5G partnerships and launches have been in the news recently, and it seems that the 5G rollout may finally be getting underway. A lot of what we are seeing at the moment are the formation of ‘Network Sharing Agreements” – which according to TelecomTV may be the ‘new normal’ for 5G rollouts.For those that aren’t aware, these are agreements usually between carriers in one country about who is going to build network infrastructure and where they are going to build it. There are several reasons for these agreements, the first is that building a new network is expensive, so all carriers want to minimalize their CapEX on building new networks. The second is that not all regions are the same in terms of average revenue per user, or in terms of what sort of spectrum is available/ideal for serving that area. Lastly you have to remember that carriers in most countries are usually bound by regulation as part of the deal that lets them purchase spectrum to roll out complete coverage across the country including to low-density areas where the revenue is very unlikely to match the cost.
To make this workable, carriers agree who will build what, where, and by doing so spilt the cost, and in return promise access and usability of the network they build to the customers of the other carriers, thereby guaranteeing service across the country for any customer on any network. This should speed up the roll-out of 5G, which is good for businesses as one of the promises of 5G is that through its increased speed and reliability it would be able to further drive flexible, remote, and mobile working.
Once your mobile signal starts being able to offer speeds comparable to backhaul networks, it can start to be offered as part of business package for a flexible worker/remote site/branch office. Cavell predicts a point where 5G is used as an additional connectivity pathway into a business, maybe as a backup at first, but eventually treated as an equal network resource that can be monitored in real-time and utilised as needed based on the performance of the rest of the lines.
One of the main factors enabling this new approach is SD WAN, which offers the ability to monitor traffic and connectivity over the network, including line degradation, and quality of service. This is vital for cloud comms providers hoping to provide services that operate over 5G, as the ability to track where the issue is on the line is the difference between being able to provide an SLA with guaranteed service from your solution and not.
If you can identify the fault as part of the mobile network then you can make the customer aware of this, avoiding user frustration and incorrect blame on your application/service. This approach will also be vital for carriers looking to offer cloud comms packages to customers that aren’t on their network. If a customer is registered in another part of the country that is only covered by a network sharing agreement you will need to be able to monitor that network and provide customer insight into the potential errors, even if repairing the actual problem may fall to a partner company.

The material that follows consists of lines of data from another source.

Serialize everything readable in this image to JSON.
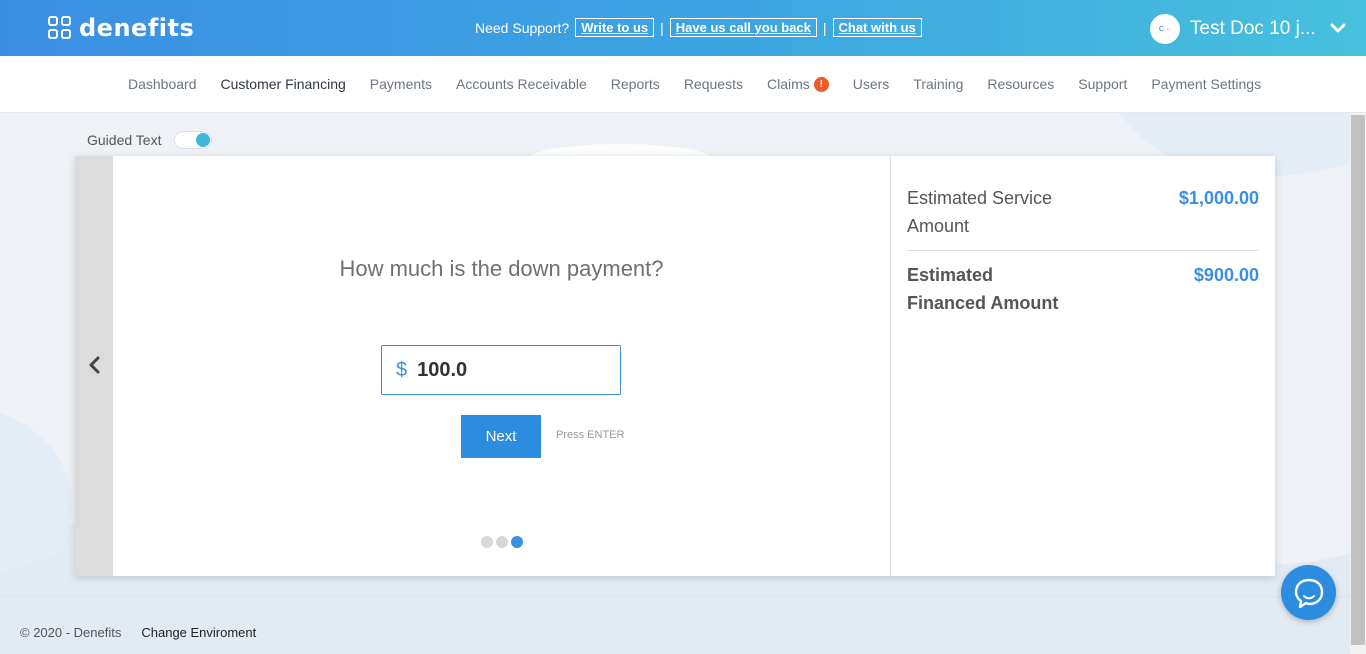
{
  "app": {
    "logo_text": "denefits"
  },
  "support": {
    "label": "Need Support?",
    "write_to_us": "Write to us",
    "call_back": "Have us call you back",
    "chat": "Chat with us",
    "separator": "|"
  },
  "user": {
    "name": "Test Doc 10 j...",
    "avatar_text": "C···"
  },
  "nav": {
    "items": [
      {
        "label": "Dashboard"
      },
      {
        "label": "Customer Financing"
      },
      {
        "label": "Payments"
      },
      {
        "label": "Accounts Receivable"
      },
      {
        "label": "Reports"
      },
      {
        "label": "Requests"
      },
      {
        "label": "Claims",
        "badge": "!"
      },
      {
        "label": "Users"
      },
      {
        "label": "Training"
      },
      {
        "label": "Resources"
      },
      {
        "label": "Support"
      },
      {
        "label": "Payment Settings"
      }
    ],
    "active": "Customer Financing"
  },
  "guided": {
    "label": "Guided Text",
    "enabled": true
  },
  "form": {
    "question": "How much is the down payment?",
    "currency_symbol": "$",
    "amount_value": "100.0",
    "next_label": "Next",
    "press_hint": "Press ENTER",
    "step_current": 3,
    "step_total": 3
  },
  "summary": {
    "service_label": "Estimated Service Amount",
    "service_value": "$1,000.00",
    "financed_label": "Estimated Financed Amount",
    "financed_value": "$900.00"
  },
  "footer": {
    "copyright": "© 2020 - Denefits",
    "change_env": "Change Enviroment"
  },
  "colors": {
    "accent": "#2c8de0",
    "header_start": "#3b8fe3",
    "header_end": "#47c0dd",
    "badge": "#ee5a24"
  },
  "icons": {
    "back": "chevron-left-icon",
    "user_menu": "chevron-down-icon",
    "chat": "chat-bubble-icon"
  }
}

This sort of transparency is vital, because without it we cannot rely on 5G to provide a business level of service with the commitment to quality that implies. It is no longer enough for a service provider to tell the customer that the service isn’t working, they can and must provide the why and the how as well. Many network problems can be solved by load balancing across multiple networks, and one prediction we are making about 5G is that many companies that do not want to pay for a dedicated line or MPLS network may find themselves operating quite comfortably with a mix of multiple public internet lines and 5G coverage. This is because using SD WAN it is possible to actively monitor packet loss, signal degradation and latency across all of these connections and to prioritise sensitive traffic (e.g. voice) down the line with the least issues. Added to this, SD WAN can with the right integrations offer quite a high level of security through firewalls, application monitoring and additional tools. Many of the risks of using the public internet and 5G over a private network or MPLS can be mitigated by the right SD WAN.

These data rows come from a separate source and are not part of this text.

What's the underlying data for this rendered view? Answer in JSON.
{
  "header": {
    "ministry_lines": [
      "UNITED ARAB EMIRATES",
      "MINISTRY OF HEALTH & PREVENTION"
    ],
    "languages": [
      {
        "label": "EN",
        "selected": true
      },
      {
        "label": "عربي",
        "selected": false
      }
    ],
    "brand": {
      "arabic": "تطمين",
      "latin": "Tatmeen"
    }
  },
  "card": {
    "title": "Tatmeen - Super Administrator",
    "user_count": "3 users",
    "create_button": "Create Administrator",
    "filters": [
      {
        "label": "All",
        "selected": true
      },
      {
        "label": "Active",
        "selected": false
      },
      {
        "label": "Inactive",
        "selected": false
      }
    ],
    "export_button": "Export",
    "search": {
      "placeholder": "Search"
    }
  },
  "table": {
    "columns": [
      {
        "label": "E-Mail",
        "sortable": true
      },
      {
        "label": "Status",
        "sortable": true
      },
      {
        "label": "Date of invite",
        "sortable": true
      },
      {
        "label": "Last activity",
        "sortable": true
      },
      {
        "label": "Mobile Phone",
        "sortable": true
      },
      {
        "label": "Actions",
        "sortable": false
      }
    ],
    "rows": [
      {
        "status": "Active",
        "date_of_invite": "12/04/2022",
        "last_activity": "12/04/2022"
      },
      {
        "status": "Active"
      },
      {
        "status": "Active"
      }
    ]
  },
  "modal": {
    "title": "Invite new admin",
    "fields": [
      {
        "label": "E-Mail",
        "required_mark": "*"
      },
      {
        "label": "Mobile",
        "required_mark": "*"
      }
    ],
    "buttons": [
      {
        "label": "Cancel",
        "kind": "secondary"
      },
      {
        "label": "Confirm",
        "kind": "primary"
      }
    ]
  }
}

So with all of this discussion of 5G in the news service providers should start to consider how they are going to implement 5G into their offerings over the next few years. Customers will certainly be asking for 5G deals for their remote workers, what is your answer?
Beyond the service provider SD WAN is also helping with the 5G transformation itself – you can hear more about this here https://www.telecomtv.com/content/sd-wan/service-assurance-and-sd-wan-help-telcos-overcome-5g-transformation-challenges-35694/
For some of the recent 5G news – see here:
BT is Switching on its 5G Network this year – https://www.techradar.com/uk/news/bt-is-switching-on-its-5g-network-in-autumn
Three is planning its switch on in August – https://www.bbc.co.uk/news/technology-48582957
In Italy, Wind Tre and Fastweb have agreed a network sharing deal – https://www.mobileworldlive.com/featured-content/top-three/wind-tre-fastweb-ink-5g-network-sharing-pact/
Meanwhile Vodafone have reworked their pricing model just for 5G – http://telecoms.com/498296/vodafone-rips-up-the-rulebook-with-new-5g-pricing-model/